One of Tufte’s recent causes is the nearly ubiquitous PowerPoint presentation. He believes—and demonstrates—that, “…the popular PowerPoint templates (ready-made designs) usually weaken verbal and spatial reasoning, and almost always corrupt statistical analysis.” And he has much more to say about what he calls, “the cognitive style of PowerPoint.” So here his obsession with truth is asking a sort of ultimate question—how do we keep from lying to ourselves? When one realizes that millions of copies of PowerPoint are being used to produce millions and millions of slides, it suddenly becomes clear that the issue is not at all trivial.
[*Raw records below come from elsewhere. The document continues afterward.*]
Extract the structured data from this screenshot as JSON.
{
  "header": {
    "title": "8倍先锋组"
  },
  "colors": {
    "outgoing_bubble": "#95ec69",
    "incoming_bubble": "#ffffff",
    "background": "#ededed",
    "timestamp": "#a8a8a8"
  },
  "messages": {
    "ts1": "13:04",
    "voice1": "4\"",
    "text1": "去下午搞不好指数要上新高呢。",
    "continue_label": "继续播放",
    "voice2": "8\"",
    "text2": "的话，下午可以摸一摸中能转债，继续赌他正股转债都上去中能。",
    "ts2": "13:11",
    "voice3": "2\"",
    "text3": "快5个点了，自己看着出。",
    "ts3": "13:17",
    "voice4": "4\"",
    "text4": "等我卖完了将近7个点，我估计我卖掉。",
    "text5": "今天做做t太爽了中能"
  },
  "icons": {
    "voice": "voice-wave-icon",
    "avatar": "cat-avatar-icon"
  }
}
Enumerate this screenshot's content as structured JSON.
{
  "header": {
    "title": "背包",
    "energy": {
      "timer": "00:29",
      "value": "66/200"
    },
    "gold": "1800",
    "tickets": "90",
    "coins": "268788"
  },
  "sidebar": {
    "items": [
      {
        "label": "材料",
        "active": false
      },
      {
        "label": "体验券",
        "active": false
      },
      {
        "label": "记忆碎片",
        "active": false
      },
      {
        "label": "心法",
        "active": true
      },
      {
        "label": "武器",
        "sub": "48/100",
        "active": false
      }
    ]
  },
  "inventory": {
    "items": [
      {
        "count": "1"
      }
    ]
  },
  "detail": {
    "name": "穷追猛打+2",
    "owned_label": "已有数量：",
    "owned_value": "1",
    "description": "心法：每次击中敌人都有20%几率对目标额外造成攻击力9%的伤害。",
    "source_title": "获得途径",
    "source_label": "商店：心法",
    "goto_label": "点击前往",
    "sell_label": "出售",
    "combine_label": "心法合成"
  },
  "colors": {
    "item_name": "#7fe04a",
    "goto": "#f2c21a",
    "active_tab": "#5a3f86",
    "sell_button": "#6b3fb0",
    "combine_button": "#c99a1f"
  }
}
Learning More
The obvious way to learn more about Tufte and his work is to read the three books cited. They are still self-published by his own company, Graphics Press and are available on Amazon and elsewhere. They are not cheap, $40-50, but are reasonable compared to art books or textbooks. Also, www.edwardtufte.com collects his shorter work and is a rich reference site—its forum, “Ask E.T.” is a genuine resource for intelligent discussion of problems in information presentation.

Tufte regularly gives one-day seminars, which I highly recommend. I attended one in Chicago and met the
man himself. He is an engaging speaker, clearly brilliant and not especially modest, but very generous and energetic in his presentation. He takes questions and uses visual aids almost constantly. A highlight for me was seeing an original edition of Galileo’s Starry Skies, passed around by a latex-gloved assistant.

A Call for Good Examples
It is my hope that this column becomes an exchange, and not a one-way conduit of information. To that end, I will be calling for examples and occasionally instituting a contest. In this case, I am asking for examples, from boundary maps, of quantitative information excellently (and innovatively) displayed. Please send or e-mail your examples to me, care of The American Surveyor. Some of the best will be featured in future issues. Suggestions for future columns are also appreciated.

Angus Stocking is a survey department manager for MSA Professional Services in Beaver Dam, Wisconsin. He has written humor and nonfiction for newspapers and magazines on a puzzling variety of topics.

A 1.541Mb PDF of this article as it appeared in the magazine—complete with images—is available by clicking HERE